Histological lung dumages are characterized by several nodules of different sizes (betwen 1 and 10 mm), randomly distributed in both lungs, mainly in upper lobules, which is a mild case of the disease, called Chronic Simple Silicosis. There are also other types of silicosis characterized by diffuse lung fibrosis which might be confused with idiopathic pulmonary fibrosis.


Different clinical forms of silicosis have different evolution and prognosis. Chronic silicosis can be declared after more than 10-15 of exposure duration; simple forms do not cause symptoms, nor reduce the survival rate compared with the rest of the population. Complicated silicosis, however, causes cough, fatigue, lung function changes, can produce complications and reduces the life expectancy. Moreover there are premature forms, such as accelerated silicosis, which can be developed after 1 to 5 years of exposure and acute silicosis which appears 6 to 12 month later. Both situations are related to very high dust exposures.

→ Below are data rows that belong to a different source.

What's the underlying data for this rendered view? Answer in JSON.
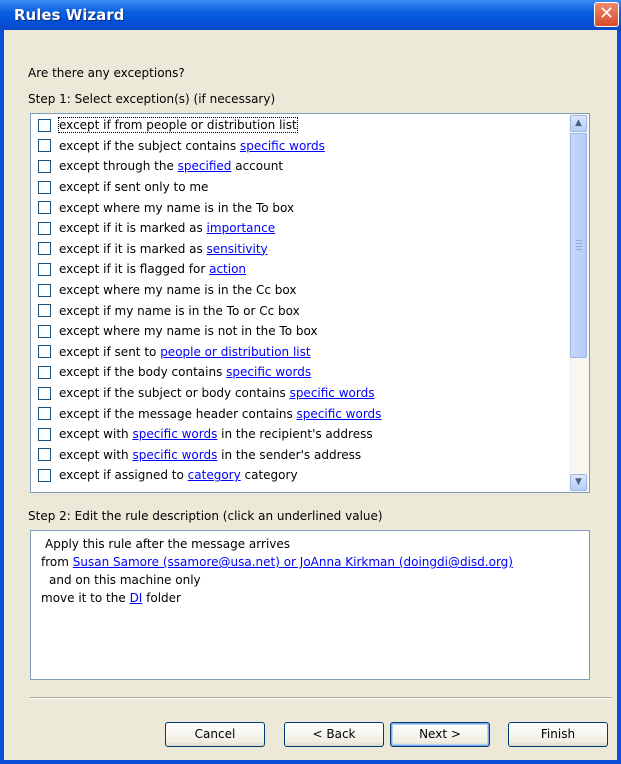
{
  "window": {
    "title": "Rules Wizard",
    "close_symbol": "✕"
  },
  "question": "Are there any exceptions?",
  "step1_label": "Step 1: Select exception(s) (if necessary)",
  "exceptions": [
    {
      "before": "except if from people or distribution list",
      "link": "",
      "after": "",
      "checked": false,
      "selected": true
    },
    {
      "before": "except if the subject contains ",
      "link": "specific words",
      "after": "",
      "checked": false
    },
    {
      "before": "except through the ",
      "link": "specified",
      "after": " account",
      "checked": false
    },
    {
      "before": "except if sent only to me",
      "link": "",
      "after": "",
      "checked": false
    },
    {
      "before": "except where my name is in the To box",
      "link": "",
      "after": "",
      "checked": false
    },
    {
      "before": "except if it is marked as ",
      "link": "importance",
      "after": "",
      "checked": false
    },
    {
      "before": "except if it is marked as ",
      "link": "sensitivity",
      "after": "",
      "checked": false
    },
    {
      "before": "except if it is flagged for ",
      "link": "action",
      "after": "",
      "checked": false
    },
    {
      "before": "except where my name is in the Cc box",
      "link": "",
      "after": "",
      "checked": false
    },
    {
      "before": "except if my name is in the To or Cc box",
      "link": "",
      "after": "",
      "checked": false
    },
    {
      "before": "except where my name is not in the To box",
      "link": "",
      "after": "",
      "checked": false
    },
    {
      "before": "except if sent to ",
      "link": "people or distribution list",
      "after": "",
      "checked": false
    },
    {
      "before": "except if the body contains ",
      "link": "specific words",
      "after": "",
      "checked": false
    },
    {
      "before": "except if the subject or body contains ",
      "link": "specific words",
      "after": "",
      "checked": false
    },
    {
      "before": "except if the message header contains ",
      "link": "specific words",
      "after": "",
      "checked": false
    },
    {
      "before": "except with ",
      "link": "specific words",
      "after": " in the recipient's address",
      "checked": false
    },
    {
      "before": "except with ",
      "link": "specific words",
      "after": " in the sender's address",
      "checked": false
    },
    {
      "before": "except if assigned to ",
      "link": "category",
      "after": " category",
      "checked": false
    }
  ],
  "scrollbar": {
    "up_icon": "▲",
    "down_icon": "▼"
  },
  "step2_label": "Step 2: Edit the rule description (click an underlined value)",
  "description": {
    "line1": "Apply this rule after the message arrives",
    "line2_prefix": "from ",
    "line2_link": "Susan Samore (ssamore@usa.net) or JoAnna Kirkman (doingdi@disd.org)",
    "line3": "and on this machine only",
    "line4_prefix": "move it to the ",
    "line4_link": "DI",
    "line4_suffix": " folder"
  },
  "buttons": {
    "cancel": "Cancel",
    "back": "< Back",
    "next": "Next >",
    "finish": "Finish"
  },
  "colors": {
    "title_bar": "#0a5fe0",
    "link": "#0000ff",
    "dialog_bg": "#ece9d8",
    "close_button": "#d84a2a"
  }
}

In order to get a correct silicosis diagnosis it is necessary to have a good clinical and employement histories, physical examination, thorax Rx and pulmonary function tests, and the exclussion of the rest of diseases related to the radiological alteration. All these test should be evaluated by an expert pneumologist. Thorax Rx is the basis test for the diagnosis. The CT of the thorax just should be used in case of doubt. Sometimes it is necessary to improve the study and it could be necessary to carry out an histological examination of the lung, which is frecuently done with a transbronchial lung biopsy through a bronchoscopy.


Nowadays, there is no an specific treatment for silicosis and in very advanced stages it could be necessary a lung transplantation. The only effective measure is primary prevention, keeping dust levels under the limit values according to the law. When a worker is diagnosed with silicosis, first suggestion is the interruption of the silica exposure.